Dataset records:
▼▼▼
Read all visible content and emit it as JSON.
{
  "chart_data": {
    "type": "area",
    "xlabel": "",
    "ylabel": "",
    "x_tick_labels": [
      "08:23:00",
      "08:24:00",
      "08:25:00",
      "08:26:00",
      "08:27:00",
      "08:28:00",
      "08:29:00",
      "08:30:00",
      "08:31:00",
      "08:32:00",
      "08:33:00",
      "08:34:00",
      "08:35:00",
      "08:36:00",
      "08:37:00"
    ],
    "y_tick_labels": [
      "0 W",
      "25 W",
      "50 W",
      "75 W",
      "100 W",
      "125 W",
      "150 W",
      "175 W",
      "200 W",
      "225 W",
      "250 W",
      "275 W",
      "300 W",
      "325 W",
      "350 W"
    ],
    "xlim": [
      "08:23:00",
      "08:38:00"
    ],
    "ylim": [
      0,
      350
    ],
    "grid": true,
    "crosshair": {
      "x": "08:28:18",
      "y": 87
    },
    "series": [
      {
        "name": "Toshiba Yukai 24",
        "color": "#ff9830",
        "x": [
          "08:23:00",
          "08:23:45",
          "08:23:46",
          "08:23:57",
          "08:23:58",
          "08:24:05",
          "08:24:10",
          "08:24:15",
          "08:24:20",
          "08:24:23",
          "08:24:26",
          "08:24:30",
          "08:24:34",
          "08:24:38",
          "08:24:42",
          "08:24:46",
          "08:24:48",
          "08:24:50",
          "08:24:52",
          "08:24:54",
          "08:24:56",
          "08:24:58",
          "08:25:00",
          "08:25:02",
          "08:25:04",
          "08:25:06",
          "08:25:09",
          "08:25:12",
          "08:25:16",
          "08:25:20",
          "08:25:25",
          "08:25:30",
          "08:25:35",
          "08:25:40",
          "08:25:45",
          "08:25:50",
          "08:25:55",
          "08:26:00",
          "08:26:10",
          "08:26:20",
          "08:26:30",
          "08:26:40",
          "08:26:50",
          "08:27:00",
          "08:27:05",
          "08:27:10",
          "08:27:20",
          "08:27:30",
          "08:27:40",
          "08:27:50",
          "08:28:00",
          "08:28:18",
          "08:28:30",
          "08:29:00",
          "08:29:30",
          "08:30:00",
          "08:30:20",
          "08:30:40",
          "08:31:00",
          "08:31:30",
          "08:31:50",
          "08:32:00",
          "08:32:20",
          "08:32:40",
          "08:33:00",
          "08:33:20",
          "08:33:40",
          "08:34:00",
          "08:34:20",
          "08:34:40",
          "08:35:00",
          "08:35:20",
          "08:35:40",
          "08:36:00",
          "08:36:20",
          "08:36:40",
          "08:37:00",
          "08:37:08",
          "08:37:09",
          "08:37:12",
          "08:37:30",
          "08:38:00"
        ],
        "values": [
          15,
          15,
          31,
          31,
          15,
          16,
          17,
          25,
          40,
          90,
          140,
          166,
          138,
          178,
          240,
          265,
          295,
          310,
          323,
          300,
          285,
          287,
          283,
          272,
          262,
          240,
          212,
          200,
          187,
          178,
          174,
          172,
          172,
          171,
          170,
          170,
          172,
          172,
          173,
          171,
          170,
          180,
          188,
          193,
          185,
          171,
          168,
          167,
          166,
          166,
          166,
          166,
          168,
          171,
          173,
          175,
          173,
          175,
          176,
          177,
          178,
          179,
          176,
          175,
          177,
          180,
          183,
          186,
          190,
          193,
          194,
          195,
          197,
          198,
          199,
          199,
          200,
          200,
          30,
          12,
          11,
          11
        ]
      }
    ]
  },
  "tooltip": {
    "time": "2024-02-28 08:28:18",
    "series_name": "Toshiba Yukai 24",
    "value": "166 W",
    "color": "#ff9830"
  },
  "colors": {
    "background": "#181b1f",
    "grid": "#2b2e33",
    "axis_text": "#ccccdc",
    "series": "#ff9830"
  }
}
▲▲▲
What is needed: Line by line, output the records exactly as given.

Answer box:
Read all visible content and emit it as JSON.
{
  "chart_data": {
    "type": "area",
    "xlabel": "",
    "ylabel": "",
    "x_tick_labels": [
      "08:23:00",
      "08:24:00",
      "08:25:00",
      "08:26:00",
      "08:27:00",
      "08:28:00",
      "08:29:00",
      "08:30:00",
      "08:31:00",
      "08:32:00",
      "08:33:00",
      "08:34:00",
      "08:35:00",
      "08:36:00",
      "08:37:00"
    ],
    "y_tick_labels": [
      "0 W",
      "25 W",
      "50 W",
      "75 W",
      "100 W",
      "125 W",
      "150 W",
      "175 W",
      "200 W",
      "225 W",
      "250 W",
      "275 W",
      "300 W",
      "325 W",
      "350 W"
    ],
    "xlim": [
      "08:23:00",
      "08:38:00"
    ],
    "ylim": [
      0,
      350
    ],
    "grid": true,
    "crosshair": {
      "x": "08:28:18",
      "y": 87
    },
    "series": [
      {
        "name": "Toshiba Yukai 24",
        "color": "#ff9830",
        "x": [
          "08:23:00",
          "08:23:45",
          "08:23:46",
          "08:23:57",
          "08:23:58",
          "08:24:05",
          "08:24:10",
          "08:24:15",
          "08:24:20",
          "08:24:23",
          "08:24:26",
          "08:24:30",
          "08:24:34",
          "08:24:38",
          "08:24:42",
          "08:24:46",
          "08:24:48",
          "08:24:50",
          "08:24:52",
          "08:24:54",
          "08:24:56",
          "08:24:58",
          "08:25:00",
          "08:25:02",
          "08:25:04",
          "08:25:06",
          "08:25:09",
          "08:25:12",
          "08:25:16",
          "08:25:20",
          "08:25:25",
          "08:25:30",
          "08:25:35",
          "08:25:40",
          "08:25:45",
          "08:25:50",
          "08:25:55",
          "08:26:00",
          "08:26:10",
          "08:26:20",
          "08:26:30",
          "08:26:40",
          "08:26:50",
          "08:27:00",
          "08:27:05",
          "08:27:10",
          "08:27:20",
          "08:27:30",
          "08:27:40",
          "08:27:50",
          "08:28:00",
          "08:28:18",
          "08:28:30",
          "08:29:00",
          "08:29:30",
          "08:30:00",
          "08:30:20",
          "08:30:40",
          "08:31:00",
          "08:31:30",
          "08:31:50",
          "08:32:00",
          "08:32:20",
          "08:32:40",
          "08:33:00",
          "08:33:20",
          "08:33:40",
          "08:34:00",
          "08:34:20",
          "08:34:40",
          "08:35:00",
          "08:35:20",
          "08:35:40",
          "08:36:00",
          "08:36:20",
          "08:36:40",
          "08:37:00",
          "08:37:08",
          "08:37:09",
          "08:37:12",
          "08:37:30",
          "08:38:00"
        ],
        "values": [
          15,
          15,
          31,
          31,
          15,
          16,
          17,
          25,
          40,
          90,
          140,
          166,
          138,
          178,
          240,
          265,
          295,
          310,
          323,
          300,
          285,
          287,
          283,
          272,
          262,
          240,
          212,
          200,
          187,
          178,
          174,
          172,
          172,
          171,
          170,
          170,
          172,
          172,
          173,
          171,
          170,
          180,
          188,
          193,
          185,
          171,
          168,
          167,
          166,
          166,
          166,
          166,
          168,
          171,
          173,
          175,
          173,
          175,
          176,
          177,
          178,
          179,
          176,
          175,
          177,
          180,
          183,
          186,
          190,
          193,
          194,
          195,
          197,
          198,
          199,
          199,
          200,
          200,
          30,
          12,
          11,
          11
        ]
      }
    ]
  },
  "tooltip": {
    "time": "2024-02-28 08:28:18",
    "series_name": "Toshiba Yukai 24",
    "value": "166 W",
    "color": "#ff9830"
  },
  "colors": {
    "background": "#181b1f",
    "grid": "#2b2e33",
    "axis_text": "#ccccdc",
    "series": "#ff9830"
  }
}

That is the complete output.